Missouri Synod's (LCMS) director of Worship and International Center chaplain, Rev. William Weedon on preaching:
"The pastors of the LCMS need above all to attend to this: the preaching of the Word entrusted to them. The preaching of God's law in such a way that the sinner is not merely irritated but slain; the preaching of the Gospel in such clarity that the slain are raised from the dead by the life-giving Spirit. I have said for many years that what we face in the Synod is not so much a crisis of liturgy as a crisis of preaching. Lutheran liturgy tends to take care of itself when the preaching is strong."
Listening to biblical preaching is not entertainment.  It’s not Oprah.  It’s not Joel Osteen.  It’s not motivational speeches.  It’s the preaching of the Law in its severity, and the preaching of the Gospel, in its sweetness.  Or as Scripture clearly teaches the law kills but the Gospel makes alive (2nd Cor. 3:6).  This is the way St. Paul, St. Augustine, Martin Luther, and C.F.W. Walther speak about preaching. 

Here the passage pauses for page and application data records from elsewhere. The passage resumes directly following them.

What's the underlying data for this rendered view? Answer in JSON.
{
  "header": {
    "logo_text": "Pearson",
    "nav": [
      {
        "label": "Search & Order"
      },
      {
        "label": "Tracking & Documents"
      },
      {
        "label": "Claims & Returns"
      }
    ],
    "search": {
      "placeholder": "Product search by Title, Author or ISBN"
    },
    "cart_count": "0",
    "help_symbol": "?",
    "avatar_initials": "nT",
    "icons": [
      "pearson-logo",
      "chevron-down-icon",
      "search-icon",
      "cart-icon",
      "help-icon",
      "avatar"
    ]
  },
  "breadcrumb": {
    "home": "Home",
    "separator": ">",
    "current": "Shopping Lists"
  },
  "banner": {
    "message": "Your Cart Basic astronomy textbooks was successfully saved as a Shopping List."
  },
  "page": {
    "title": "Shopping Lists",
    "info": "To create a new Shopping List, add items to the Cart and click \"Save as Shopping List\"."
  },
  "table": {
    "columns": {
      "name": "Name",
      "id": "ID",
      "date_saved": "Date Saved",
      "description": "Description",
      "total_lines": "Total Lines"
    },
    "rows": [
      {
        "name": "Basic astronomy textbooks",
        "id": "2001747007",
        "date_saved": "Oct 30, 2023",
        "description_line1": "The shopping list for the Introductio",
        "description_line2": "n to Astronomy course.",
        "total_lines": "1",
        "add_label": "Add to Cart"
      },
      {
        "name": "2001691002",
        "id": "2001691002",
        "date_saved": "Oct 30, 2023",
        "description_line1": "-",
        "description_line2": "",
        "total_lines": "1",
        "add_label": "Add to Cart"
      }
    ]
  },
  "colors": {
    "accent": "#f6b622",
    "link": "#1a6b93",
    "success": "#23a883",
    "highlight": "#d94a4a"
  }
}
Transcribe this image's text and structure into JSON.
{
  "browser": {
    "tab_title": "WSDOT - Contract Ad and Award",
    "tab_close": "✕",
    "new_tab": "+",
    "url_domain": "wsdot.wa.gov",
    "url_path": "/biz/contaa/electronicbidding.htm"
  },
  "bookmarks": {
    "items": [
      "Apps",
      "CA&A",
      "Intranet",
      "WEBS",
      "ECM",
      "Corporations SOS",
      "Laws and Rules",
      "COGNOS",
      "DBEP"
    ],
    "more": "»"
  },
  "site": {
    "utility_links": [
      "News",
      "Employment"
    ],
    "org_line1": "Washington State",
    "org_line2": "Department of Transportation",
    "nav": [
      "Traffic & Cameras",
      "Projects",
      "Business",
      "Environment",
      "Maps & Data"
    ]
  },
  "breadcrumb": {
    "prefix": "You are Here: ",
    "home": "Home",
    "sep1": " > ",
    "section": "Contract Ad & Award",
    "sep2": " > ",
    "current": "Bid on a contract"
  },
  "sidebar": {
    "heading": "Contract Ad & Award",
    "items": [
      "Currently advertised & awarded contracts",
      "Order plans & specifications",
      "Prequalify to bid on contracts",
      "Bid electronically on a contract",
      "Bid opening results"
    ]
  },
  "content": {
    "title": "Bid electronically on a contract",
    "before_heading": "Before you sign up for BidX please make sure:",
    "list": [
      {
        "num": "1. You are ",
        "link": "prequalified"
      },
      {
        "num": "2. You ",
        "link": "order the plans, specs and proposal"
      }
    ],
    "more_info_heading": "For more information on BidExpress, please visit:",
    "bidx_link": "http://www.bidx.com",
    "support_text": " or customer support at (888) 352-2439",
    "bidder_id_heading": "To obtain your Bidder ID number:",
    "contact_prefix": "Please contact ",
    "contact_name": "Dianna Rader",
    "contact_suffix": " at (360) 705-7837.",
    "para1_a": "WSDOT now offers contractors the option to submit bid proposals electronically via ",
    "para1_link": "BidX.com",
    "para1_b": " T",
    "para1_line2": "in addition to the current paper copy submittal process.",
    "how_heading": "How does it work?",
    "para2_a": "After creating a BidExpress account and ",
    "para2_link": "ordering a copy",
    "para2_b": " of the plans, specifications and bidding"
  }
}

If sin is just a small matter we make Christ and the Gospel into a small matter.  Jesus did not come to suffer and bear the entire fiery wrath of God’s hatred against sin because we said a naughty word or made a boo boo.  He came to die for real sinners who were damned to hell without him.

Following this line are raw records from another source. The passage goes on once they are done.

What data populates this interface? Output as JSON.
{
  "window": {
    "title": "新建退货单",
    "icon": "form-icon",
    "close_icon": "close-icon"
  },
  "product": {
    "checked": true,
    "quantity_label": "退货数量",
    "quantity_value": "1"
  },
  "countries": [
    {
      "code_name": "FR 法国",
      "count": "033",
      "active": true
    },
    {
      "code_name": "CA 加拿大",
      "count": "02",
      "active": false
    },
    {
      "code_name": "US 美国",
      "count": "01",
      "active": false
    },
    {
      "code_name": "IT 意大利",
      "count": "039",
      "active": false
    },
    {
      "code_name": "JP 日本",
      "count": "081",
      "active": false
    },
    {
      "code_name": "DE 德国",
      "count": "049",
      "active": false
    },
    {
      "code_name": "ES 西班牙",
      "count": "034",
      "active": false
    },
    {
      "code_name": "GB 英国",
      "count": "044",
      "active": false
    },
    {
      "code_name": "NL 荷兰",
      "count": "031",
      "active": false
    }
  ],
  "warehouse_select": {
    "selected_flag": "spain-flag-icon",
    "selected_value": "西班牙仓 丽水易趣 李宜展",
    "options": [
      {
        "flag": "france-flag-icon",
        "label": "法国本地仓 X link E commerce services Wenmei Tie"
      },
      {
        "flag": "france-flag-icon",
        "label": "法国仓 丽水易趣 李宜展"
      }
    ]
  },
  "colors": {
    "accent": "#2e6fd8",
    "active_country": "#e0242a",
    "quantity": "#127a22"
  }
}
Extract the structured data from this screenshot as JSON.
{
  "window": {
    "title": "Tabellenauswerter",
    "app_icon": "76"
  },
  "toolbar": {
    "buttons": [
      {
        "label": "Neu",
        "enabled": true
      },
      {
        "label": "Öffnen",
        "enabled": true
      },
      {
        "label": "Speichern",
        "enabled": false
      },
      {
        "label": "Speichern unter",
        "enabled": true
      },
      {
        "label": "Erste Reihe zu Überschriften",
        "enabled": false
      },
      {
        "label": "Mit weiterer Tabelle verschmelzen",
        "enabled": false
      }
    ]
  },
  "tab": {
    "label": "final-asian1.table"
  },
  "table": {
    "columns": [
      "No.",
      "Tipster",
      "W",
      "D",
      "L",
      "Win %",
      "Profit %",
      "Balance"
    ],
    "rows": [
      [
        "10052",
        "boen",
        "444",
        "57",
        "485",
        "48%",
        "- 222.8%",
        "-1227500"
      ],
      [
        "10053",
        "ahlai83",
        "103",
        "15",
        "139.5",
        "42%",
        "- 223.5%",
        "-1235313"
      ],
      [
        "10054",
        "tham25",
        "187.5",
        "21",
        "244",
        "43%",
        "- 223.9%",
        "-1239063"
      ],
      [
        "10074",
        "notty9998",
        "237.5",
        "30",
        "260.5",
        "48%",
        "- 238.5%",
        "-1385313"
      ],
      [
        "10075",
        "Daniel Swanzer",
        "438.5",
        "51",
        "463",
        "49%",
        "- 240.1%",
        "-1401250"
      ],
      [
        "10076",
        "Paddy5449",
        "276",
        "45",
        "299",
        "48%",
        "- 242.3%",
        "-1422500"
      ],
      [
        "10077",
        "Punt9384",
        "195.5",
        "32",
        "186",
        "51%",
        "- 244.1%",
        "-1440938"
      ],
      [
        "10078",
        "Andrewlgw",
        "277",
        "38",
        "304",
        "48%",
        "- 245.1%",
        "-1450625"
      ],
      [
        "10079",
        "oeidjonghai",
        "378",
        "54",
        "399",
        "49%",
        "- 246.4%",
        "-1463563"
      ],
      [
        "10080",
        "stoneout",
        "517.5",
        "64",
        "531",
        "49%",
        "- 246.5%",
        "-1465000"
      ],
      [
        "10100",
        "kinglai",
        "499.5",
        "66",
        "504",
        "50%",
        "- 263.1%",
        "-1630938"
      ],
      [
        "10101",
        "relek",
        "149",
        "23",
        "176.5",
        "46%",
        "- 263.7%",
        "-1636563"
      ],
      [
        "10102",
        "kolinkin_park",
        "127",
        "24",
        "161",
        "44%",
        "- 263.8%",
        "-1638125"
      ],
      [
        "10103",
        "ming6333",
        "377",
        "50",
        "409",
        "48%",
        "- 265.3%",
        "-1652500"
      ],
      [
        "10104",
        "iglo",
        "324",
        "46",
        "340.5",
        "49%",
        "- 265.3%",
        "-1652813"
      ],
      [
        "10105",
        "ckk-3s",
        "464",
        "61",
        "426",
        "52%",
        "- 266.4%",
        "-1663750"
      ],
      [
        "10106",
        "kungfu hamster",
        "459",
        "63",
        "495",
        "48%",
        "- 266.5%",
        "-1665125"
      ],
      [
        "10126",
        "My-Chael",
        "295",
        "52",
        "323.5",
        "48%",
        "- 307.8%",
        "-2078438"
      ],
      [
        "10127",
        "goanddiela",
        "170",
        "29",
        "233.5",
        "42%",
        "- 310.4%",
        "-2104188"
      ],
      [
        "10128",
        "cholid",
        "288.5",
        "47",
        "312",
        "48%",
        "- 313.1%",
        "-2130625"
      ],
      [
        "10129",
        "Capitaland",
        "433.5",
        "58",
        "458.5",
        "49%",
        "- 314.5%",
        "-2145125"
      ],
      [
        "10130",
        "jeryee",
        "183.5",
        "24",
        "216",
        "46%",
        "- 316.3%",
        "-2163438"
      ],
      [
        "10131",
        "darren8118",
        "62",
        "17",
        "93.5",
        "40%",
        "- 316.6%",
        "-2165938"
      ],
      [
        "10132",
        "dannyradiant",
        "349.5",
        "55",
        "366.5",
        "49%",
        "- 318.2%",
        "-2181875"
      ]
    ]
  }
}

Then enters the Gospel!  “For God so loved the world that he gave his one and only Son, that whoever believes in him shall not perish but have eternal life” (Jn. 3:16).  Jesus says “Come to Me, all who are weary and heavy-laden, and I will give you rest” (Mt. 11:28).  This is truly good news, for God is a God of love who lays down his life that we might live a new life.  In the Gospel, the good news of our salvation in Jesus Christ, God gives forgiveness, life, and the power to please Him with good works. 

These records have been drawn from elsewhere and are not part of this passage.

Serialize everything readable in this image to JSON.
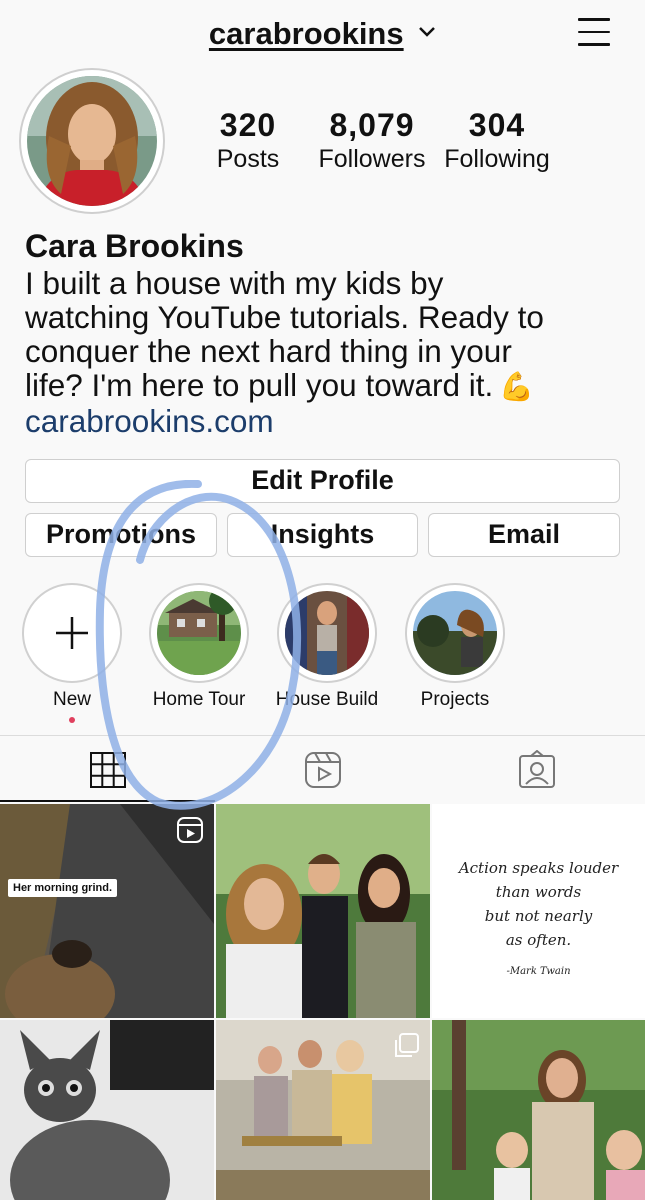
{
  "header": {
    "username": "carabrookins"
  },
  "profile": {
    "stats": [
      {
        "value": "320",
        "label": "Posts"
      },
      {
        "value": "8,079",
        "label": "Followers"
      },
      {
        "value": "304",
        "label": "Following"
      }
    ],
    "name": "Cara Brookins",
    "bio_lines": [
      "I built a house with my kids by",
      "watching YouTube tutorials. Ready to",
      "conquer the next hard thing in your",
      "life? I'm here to pull you toward it."
    ],
    "bio_emoji": "💪",
    "website": "carabrookins.com"
  },
  "actions": {
    "edit_profile": "Edit Profile",
    "promotions": "Promotions",
    "insights": "Insights",
    "email": "Email"
  },
  "highlights": [
    {
      "label": "New"
    },
    {
      "label": "Home Tour"
    },
    {
      "label": "House Build"
    },
    {
      "label": "Projects"
    }
  ],
  "tabs": {
    "grid_icon": "grid-icon",
    "reels_icon": "reels-icon",
    "tagged_icon": "tagged-icon"
  },
  "posts": {
    "p1_caption": "Her morning grind.",
    "p3_quote_lines": [
      "Action speaks louder",
      "than words",
      "but not nearly",
      "as often."
    ],
    "p3_quote_author": "-Mark Twain"
  },
  "colors": {
    "link": "#1c3d6b",
    "new_dot": "#e0405e",
    "scribble": "#8fb0e6"
  }
}
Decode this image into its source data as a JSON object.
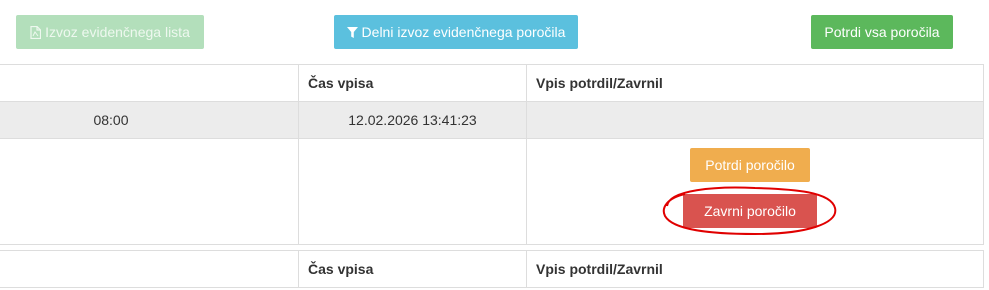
{
  "toolbar": {
    "export_label": "Izvoz evidenčnega lista",
    "partial_export_label": "Delni izvoz evidenčnega poročila",
    "confirm_all_label": "Potrdi vsa poročila"
  },
  "table1": {
    "headers": [
      "",
      "Čas vpisa",
      "Vpis potrdil/Zavrnil"
    ],
    "row": [
      "08:00",
      "12.02.2026 13:41:23",
      ""
    ],
    "actions": {
      "confirm_label": "Potrdi poročilo",
      "reject_label": "Zavrni poročilo"
    }
  },
  "table2": {
    "headers": [
      "",
      "Čas vpisa",
      "Vpis potrdil/Zavrnil"
    ]
  },
  "colors": {
    "success": "#5cb85c",
    "info": "#5bc0de",
    "warning": "#f0ad4e",
    "danger": "#d9534f",
    "annotation": "#e00000"
  },
  "icons": {
    "export": "file-pdf-icon",
    "partial_export": "filter-icon"
  }
}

Begin cultivating in yourselves and in your children the discipline and skill of listening to sermons.  Listening to sermons is a discipline that takes work and our full attention.  For example after church, ask “What was the Gospel text today.”  Ask “In what way was the law preached?  Did the law accuse you?  How?  What sin was talked about this morning?  How does Jesus’ work on the cross save us from our sins?  How should we amend our sinful lives in order to increase in faith toward God and service toward our neighbor?”
We pray in the Small Catechism to the Third Commandment “We should fear and love God so that we do not despise preaching and His Word, but hold it sacred and gladly hear and learn it.”  In summary the Small Catechism summarizes the distinction between the preaching of the Law and Gospel as follows:
The Law teaches what are to do and not to do; the Gospel teaches what God has done, and still does for our salvation.  The Law shows us our sin and the wrath of God; the Gospel shows us our savior and the grace of God.  The Law must be proclaimed to all people, but especially to impenitent sinners; the Gospel must be proclaimed to sinners who are troubled in their minds because of their sins (Question 85, p. 101).   
The crucified and risen Christ is present in His preaching and Sacraments to bestow His gospel gifts on His gathered people in the Divine Service.  The Law kills but the Gospel gives life.  As Christ serves us with the fruits of His cross, we have life in this dying world.